● **Work order**: Across all of the records below, determine the number of lines containing the string "CINEMA"; reply with that number only.

******

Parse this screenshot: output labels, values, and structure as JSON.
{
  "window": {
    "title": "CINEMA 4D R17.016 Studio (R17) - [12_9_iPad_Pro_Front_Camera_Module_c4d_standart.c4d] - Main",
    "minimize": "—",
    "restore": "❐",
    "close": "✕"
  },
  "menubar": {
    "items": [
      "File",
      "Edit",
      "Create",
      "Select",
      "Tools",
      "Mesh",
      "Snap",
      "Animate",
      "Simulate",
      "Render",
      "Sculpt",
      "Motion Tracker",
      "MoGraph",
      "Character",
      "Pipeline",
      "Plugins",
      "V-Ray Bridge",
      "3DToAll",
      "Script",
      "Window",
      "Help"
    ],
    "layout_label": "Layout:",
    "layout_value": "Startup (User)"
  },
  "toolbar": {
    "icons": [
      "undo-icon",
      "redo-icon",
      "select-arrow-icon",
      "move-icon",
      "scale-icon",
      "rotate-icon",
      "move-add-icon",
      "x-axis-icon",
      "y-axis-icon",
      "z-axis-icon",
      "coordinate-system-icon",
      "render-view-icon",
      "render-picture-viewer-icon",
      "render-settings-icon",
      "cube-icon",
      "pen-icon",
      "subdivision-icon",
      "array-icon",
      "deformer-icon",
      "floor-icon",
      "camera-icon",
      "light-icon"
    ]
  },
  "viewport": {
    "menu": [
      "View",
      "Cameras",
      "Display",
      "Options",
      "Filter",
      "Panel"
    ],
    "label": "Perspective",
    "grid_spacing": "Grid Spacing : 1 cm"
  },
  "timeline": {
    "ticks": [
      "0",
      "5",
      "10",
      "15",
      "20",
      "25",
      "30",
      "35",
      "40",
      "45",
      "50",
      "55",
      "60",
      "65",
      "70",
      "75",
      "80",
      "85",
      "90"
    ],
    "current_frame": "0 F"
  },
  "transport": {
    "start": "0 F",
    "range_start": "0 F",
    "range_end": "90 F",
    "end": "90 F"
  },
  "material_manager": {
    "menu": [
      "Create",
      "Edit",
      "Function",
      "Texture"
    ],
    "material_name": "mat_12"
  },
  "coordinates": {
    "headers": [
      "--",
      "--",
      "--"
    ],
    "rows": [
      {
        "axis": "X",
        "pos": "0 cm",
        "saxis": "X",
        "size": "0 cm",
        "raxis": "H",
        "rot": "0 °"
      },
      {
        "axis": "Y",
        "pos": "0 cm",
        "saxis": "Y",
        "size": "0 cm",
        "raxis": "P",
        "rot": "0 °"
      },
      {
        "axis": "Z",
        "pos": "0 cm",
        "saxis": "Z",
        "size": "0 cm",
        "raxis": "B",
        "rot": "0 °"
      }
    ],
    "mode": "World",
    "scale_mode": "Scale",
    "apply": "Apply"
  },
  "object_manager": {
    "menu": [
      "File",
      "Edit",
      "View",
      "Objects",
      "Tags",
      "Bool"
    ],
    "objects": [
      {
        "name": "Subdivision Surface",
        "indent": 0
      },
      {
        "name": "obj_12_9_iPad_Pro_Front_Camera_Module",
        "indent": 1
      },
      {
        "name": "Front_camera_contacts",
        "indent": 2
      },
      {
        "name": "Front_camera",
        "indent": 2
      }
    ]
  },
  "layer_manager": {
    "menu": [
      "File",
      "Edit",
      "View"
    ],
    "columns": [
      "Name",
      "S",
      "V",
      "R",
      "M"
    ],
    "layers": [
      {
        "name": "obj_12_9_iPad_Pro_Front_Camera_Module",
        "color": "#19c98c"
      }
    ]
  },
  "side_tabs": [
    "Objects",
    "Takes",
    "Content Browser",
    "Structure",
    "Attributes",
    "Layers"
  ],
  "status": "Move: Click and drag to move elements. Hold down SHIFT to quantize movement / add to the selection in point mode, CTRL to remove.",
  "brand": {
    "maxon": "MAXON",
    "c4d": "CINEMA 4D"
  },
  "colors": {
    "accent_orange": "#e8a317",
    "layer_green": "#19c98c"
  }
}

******

● **Exercise response**: 2